WHAT TO PRODUCE:
Please provide the entries below again, word for word.

RECORDS TO PROCESS:
--- START ---
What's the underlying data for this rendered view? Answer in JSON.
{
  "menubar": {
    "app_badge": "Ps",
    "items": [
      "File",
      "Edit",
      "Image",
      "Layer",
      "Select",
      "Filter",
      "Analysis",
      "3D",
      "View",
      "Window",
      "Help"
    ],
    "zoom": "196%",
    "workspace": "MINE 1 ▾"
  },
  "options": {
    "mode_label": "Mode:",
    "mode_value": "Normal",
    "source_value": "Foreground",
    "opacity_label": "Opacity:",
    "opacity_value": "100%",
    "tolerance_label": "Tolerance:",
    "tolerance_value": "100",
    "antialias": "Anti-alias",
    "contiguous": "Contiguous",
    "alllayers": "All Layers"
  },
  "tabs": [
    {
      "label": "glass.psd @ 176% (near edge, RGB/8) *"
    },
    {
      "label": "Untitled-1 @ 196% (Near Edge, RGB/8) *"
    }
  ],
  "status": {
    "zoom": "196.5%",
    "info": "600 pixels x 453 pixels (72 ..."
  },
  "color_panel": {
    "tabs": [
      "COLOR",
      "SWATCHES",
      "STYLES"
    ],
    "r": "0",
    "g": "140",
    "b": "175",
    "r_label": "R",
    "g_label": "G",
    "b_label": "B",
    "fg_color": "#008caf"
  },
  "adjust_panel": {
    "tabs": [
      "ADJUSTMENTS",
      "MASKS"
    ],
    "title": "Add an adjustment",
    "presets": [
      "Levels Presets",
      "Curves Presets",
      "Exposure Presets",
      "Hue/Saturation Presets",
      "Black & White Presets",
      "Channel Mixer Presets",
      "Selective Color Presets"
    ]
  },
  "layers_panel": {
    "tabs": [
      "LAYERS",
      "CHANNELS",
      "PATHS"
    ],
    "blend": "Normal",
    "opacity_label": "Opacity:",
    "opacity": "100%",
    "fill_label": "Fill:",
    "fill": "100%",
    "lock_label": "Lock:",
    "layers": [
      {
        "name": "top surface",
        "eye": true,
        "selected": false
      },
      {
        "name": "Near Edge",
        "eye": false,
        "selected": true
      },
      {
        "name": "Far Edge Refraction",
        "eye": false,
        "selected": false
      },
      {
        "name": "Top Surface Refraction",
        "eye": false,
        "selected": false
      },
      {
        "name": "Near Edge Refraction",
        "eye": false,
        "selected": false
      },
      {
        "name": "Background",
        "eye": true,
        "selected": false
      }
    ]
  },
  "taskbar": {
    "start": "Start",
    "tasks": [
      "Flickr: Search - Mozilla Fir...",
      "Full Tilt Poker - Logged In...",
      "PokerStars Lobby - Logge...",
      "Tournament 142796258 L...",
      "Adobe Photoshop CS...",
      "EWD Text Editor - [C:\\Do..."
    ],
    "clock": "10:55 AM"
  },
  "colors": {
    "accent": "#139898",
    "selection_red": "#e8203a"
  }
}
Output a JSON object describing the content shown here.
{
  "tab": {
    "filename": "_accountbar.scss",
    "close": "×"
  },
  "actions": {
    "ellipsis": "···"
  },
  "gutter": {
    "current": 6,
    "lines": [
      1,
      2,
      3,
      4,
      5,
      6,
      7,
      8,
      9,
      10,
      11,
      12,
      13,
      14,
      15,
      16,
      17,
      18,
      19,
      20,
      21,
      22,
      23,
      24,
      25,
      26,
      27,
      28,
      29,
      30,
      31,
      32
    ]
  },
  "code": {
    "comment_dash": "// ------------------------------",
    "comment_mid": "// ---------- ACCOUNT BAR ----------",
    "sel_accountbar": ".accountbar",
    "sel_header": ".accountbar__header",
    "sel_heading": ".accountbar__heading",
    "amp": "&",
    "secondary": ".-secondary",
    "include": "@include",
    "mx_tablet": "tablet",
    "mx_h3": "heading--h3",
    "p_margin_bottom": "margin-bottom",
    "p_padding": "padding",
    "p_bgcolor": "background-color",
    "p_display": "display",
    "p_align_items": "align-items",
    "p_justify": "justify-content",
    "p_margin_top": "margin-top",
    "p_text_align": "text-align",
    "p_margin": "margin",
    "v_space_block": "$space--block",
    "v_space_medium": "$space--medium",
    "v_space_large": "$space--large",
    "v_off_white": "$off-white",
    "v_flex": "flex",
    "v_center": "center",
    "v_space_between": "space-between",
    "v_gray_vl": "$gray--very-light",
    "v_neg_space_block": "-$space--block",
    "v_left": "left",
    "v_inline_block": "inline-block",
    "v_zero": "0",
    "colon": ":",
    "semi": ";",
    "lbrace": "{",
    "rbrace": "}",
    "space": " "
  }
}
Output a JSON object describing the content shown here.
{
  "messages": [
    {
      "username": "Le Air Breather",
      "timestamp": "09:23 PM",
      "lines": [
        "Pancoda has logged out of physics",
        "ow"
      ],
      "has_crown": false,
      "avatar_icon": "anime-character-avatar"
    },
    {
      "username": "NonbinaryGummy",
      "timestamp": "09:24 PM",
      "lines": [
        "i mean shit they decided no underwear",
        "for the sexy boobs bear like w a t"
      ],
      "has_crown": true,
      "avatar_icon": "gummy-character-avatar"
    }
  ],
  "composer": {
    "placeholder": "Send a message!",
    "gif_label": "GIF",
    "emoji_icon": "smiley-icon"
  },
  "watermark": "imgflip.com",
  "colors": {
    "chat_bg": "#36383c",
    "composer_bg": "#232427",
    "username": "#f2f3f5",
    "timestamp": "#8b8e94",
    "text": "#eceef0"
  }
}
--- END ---
REPLY TO THE TASK:
What's the underlying data for this rendered view? Answer in JSON.
{
  "menubar": {
    "app_badge": "Ps",
    "items": [
      "File",
      "Edit",
      "Image",
      "Layer",
      "Select",
      "Filter",
      "Analysis",
      "3D",
      "View",
      "Window",
      "Help"
    ],
    "zoom": "196%",
    "workspace": "MINE 1 ▾"
  },
  "options": {
    "mode_label": "Mode:",
    "mode_value": "Normal",
    "source_value": "Foreground",
    "opacity_label": "Opacity:",
    "opacity_value": "100%",
    "tolerance_label": "Tolerance:",
    "tolerance_value": "100",
    "antialias": "Anti-alias",
    "contiguous": "Contiguous",
    "alllayers": "All Layers"
  },
  "tabs": [
    {
      "label": "glass.psd @ 176% (near edge, RGB/8) *"
    },
    {
      "label": "Untitled-1 @ 196% (Near Edge, RGB/8) *"
    }
  ],
  "status": {
    "zoom": "196.5%",
    "info": "600 pixels x 453 pixels (72 ..."
  },
  "color_panel": {
    "tabs": [
      "COLOR",
      "SWATCHES",
      "STYLES"
    ],
    "r": "0",
    "g": "140",
    "b": "175",
    "r_label": "R",
    "g_label": "G",
    "b_label": "B",
    "fg_color": "#008caf"
  },
  "adjust_panel": {
    "tabs": [
      "ADJUSTMENTS",
      "MASKS"
    ],
    "title": "Add an adjustment",
    "presets": [
      "Levels Presets",
      "Curves Presets",
      "Exposure Presets",
      "Hue/Saturation Presets",
      "Black & White Presets",
      "Channel Mixer Presets",
      "Selective Color Presets"
    ]
  },
  "layers_panel": {
    "tabs": [
      "LAYERS",
      "CHANNELS",
      "PATHS"
    ],
    "blend": "Normal",
    "opacity_label": "Opacity:",
    "opacity": "100%",
    "fill_label": "Fill:",
    "fill": "100%",
    "lock_label": "Lock:",
    "layers": [
      {
        "name": "top surface",
        "eye": true,
        "selected": false
      },
      {
        "name": "Near Edge",
        "eye": false,
        "selected": true
      },
      {
        "name": "Far Edge Refraction",
        "eye": false,
        "selected": false
      },
      {
        "name": "Top Surface Refraction",
        "eye": false,
        "selected": false
      },
      {
        "name": "Near Edge Refraction",
        "eye": false,
        "selected": false
      },
      {
        "name": "Background",
        "eye": true,
        "selected": false
      }
    ]
  },
  "taskbar": {
    "start": "Start",
    "tasks": [
      "Flickr: Search - Mozilla Fir...",
      "Full Tilt Poker - Logged In...",
      "PokerStars Lobby - Logge...",
      "Tournament 142796258 L...",
      "Adobe Photoshop CS...",
      "EWD Text Editor - [C:\\Do..."
    ],
    "clock": "10:55 AM"
  },
  "colors": {
    "accent": "#139898",
    "selection_red": "#e8203a"
  }
}
Output a JSON object describing the content shown here.
{
  "tab": {
    "filename": "_accountbar.scss",
    "close": "×"
  },
  "actions": {
    "ellipsis": "···"
  },
  "gutter": {
    "current": 6,
    "lines": [
      1,
      2,
      3,
      4,
      5,
      6,
      7,
      8,
      9,
      10,
      11,
      12,
      13,
      14,
      15,
      16,
      17,
      18,
      19,
      20,
      21,
      22,
      23,
      24,
      25,
      26,
      27,
      28,
      29,
      30,
      31,
      32
    ]
  },
  "code": {
    "comment_dash": "// ------------------------------",
    "comment_mid": "// ---------- ACCOUNT BAR ----------",
    "sel_accountbar": ".accountbar",
    "sel_header": ".accountbar__header",
    "sel_heading": ".accountbar__heading",
    "amp": "&",
    "secondary": ".-secondary",
    "include": "@include",
    "mx_tablet": "tablet",
    "mx_h3": "heading--h3",
    "p_margin_bottom": "margin-bottom",
    "p_padding": "padding",
    "p_bgcolor": "background-color",
    "p_display": "display",
    "p_align_items": "align-items",
    "p_justify": "justify-content",
    "p_margin_top": "margin-top",
    "p_text_align": "text-align",
    "p_margin": "margin",
    "v_space_block": "$space--block",
    "v_space_medium": "$space--medium",
    "v_space_large": "$space--large",
    "v_off_white": "$off-white",
    "v_flex": "flex",
    "v_center": "center",
    "v_space_between": "space-between",
    "v_gray_vl": "$gray--very-light",
    "v_neg_space_block": "-$space--block",
    "v_left": "left",
    "v_inline_block": "inline-block",
    "v_zero": "0",
    "colon": ":",
    "semi": ";",
    "lbrace": "{",
    "rbrace": "}",
    "space": " "
  }
}
Output a JSON object describing the content shown here.
{
  "messages": [
    {
      "username": "Le Air Breather",
      "timestamp": "09:23 PM",
      "lines": [
        "Pancoda has logged out of physics",
        "ow"
      ],
      "has_crown": false,
      "avatar_icon": "anime-character-avatar"
    },
    {
      "username": "NonbinaryGummy",
      "timestamp": "09:24 PM",
      "lines": [
        "i mean shit they decided no underwear",
        "for the sexy boobs bear like w a t"
      ],
      "has_crown": true,
      "avatar_icon": "gummy-character-avatar"
    }
  ],
  "composer": {
    "placeholder": "Send a message!",
    "gif_label": "GIF",
    "emoji_icon": "smiley-icon"
  },
  "watermark": "imgflip.com",
  "colors": {
    "chat_bg": "#36383c",
    "composer_bg": "#232427",
    "username": "#f2f3f5",
    "timestamp": "#8b8e94",
    "text": "#eceef0"
  }
}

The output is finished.